Through an infectious-disease specialist in Greeley, Watson underwent a host of blood tests for everything from the hantavirus to a rabbit-borne virus.
He and his wife, Jennifer, a pediatric nurse in Fort Collins, laughed about West Nile as they wondered what had made him sick.
"We even joked about it," his wife said. "We're not laughing now."
Over the next couple days, Watson grew worse and worse. When he went back to Kang on July 11, he was seriously ill with spots all over his body.
Kang told him to go immediately to the infectious-disease specialist and ask for a West Nile test. He did, and it came back positive Tuesday.
"I couldn't believe it. What are the odds?" Watson said. "I'm just glad to know what is for sure."
The West Nile virus emerged in the United States in 1999. It was first identified in New York and has marched westward, first appearing in Colorado in 2002. Experts think wild birds carried the virus west along rivers.
Yet no one knows how it got started in the United States, said Pape, the state epidemiologist. One possibility is that foreign mosquitoes carried it over on airplanes or cargo ships, he said.

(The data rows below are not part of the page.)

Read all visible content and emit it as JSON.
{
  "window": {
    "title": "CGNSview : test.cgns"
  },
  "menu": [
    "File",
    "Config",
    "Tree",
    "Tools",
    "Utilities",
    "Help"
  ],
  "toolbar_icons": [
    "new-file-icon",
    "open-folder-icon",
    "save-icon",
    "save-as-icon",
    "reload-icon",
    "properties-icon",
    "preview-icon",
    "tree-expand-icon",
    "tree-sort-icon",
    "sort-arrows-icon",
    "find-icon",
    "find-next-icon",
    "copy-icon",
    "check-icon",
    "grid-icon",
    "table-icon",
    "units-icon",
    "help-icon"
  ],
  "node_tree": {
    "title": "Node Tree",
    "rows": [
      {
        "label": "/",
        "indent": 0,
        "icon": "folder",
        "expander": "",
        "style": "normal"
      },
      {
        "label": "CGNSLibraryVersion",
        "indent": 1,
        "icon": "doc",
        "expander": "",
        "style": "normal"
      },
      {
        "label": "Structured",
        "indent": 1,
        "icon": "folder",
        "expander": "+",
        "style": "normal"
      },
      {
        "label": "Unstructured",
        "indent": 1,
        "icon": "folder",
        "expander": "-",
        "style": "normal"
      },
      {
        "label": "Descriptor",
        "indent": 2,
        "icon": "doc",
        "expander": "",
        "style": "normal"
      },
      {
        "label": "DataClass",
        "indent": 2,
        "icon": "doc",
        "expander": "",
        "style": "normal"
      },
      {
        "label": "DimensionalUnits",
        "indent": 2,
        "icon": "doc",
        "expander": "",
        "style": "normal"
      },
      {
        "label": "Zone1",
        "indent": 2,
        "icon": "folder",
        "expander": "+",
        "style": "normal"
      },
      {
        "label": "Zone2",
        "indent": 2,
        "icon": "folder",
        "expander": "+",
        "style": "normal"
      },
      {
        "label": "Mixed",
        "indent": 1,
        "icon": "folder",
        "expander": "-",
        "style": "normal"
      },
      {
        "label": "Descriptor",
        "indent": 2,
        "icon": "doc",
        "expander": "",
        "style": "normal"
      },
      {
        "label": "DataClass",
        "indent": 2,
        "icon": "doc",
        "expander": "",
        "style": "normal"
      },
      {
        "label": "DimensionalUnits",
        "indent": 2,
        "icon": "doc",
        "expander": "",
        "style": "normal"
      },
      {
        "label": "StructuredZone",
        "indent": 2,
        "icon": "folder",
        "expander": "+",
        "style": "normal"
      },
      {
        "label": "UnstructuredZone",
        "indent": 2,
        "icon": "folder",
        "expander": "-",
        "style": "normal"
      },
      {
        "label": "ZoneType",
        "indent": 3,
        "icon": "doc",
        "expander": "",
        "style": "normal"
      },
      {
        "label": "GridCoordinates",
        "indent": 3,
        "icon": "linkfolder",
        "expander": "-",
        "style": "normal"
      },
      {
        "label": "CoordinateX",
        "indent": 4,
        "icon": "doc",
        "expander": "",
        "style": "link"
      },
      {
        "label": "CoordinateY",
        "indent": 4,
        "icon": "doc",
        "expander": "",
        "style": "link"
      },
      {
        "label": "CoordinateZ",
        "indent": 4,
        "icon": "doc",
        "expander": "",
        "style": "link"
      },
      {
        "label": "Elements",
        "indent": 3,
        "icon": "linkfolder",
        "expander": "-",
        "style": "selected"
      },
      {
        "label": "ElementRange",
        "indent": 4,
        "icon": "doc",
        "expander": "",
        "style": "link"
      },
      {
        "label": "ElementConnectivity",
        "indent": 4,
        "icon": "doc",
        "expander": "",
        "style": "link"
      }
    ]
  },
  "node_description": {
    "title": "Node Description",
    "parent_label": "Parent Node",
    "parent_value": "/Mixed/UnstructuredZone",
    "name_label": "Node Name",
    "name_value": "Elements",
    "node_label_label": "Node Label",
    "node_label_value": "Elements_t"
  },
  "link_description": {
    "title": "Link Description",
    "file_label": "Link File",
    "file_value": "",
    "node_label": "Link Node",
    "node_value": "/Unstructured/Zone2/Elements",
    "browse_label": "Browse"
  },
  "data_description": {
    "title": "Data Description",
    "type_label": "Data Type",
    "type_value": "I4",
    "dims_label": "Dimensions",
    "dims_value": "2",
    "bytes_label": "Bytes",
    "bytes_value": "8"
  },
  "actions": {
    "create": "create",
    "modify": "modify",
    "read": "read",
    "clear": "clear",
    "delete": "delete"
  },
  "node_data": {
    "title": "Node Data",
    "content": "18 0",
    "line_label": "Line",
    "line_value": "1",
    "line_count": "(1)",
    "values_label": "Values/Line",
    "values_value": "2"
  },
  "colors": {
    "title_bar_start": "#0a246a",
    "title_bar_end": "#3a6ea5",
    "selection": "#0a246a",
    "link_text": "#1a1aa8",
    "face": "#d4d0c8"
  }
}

The virus goes from bird to bird using mosquitoes as carriers. Humans and horses are "accidental" victims, Pape said.
Pape said Watson's symptoms are serious but could be worse.
"He's sick, but as West Nile goes he's probably in the mild to moderate range," Pape said.
Although he's struggled with symptoms for nearly three weeks, Watson has missed only three days of work.
"I've got three kids and a mortgage. I can't be sick. I can't miss work," he explained.
Since last week, Watson said, he's kept the girls - Laine, and twins Magi and Maci, who are almost 2 - in the house as much as possible. When the twins do go outside, he makes sure they wear mosquito repellent.
Watson was infected sometime in early July. The first case in Colorado last year was not reported until mid-September.
Health experts say that could indicate a bad year for West Nile in Colorado. The virus has been confirmed most often in Eaton, Severance, Windsor and north Greeley, county officials said.
Weld County is spending more than $741,000 to treat mosquito breeding grounds with larvicide and has sprayed mosquito-killing fog along 350 miles of roads, according to the county's health department.
The tall grass and weeds along the road behind Watson's house recently were cut. But it was too late for him. Doctors tell Watson he may suffer symptoms for weeks or months more.
"I want to feel normal," Watson said. "I'm just tired of being sick."
All contents Copyright 2003 The Denver Post or other copyright holders. All rights reserved. This material may not be published, broadcast, rewritten or redistributed for any commercial purpose.,1413,36~24167~1532078,00.html
Patricia A. Doyle, PhD Please visit my "Emerging Diseases" message board at: Zhan le Devlesa tai sastimasa Go with God and in Good Health



This Site Served by TheHostPros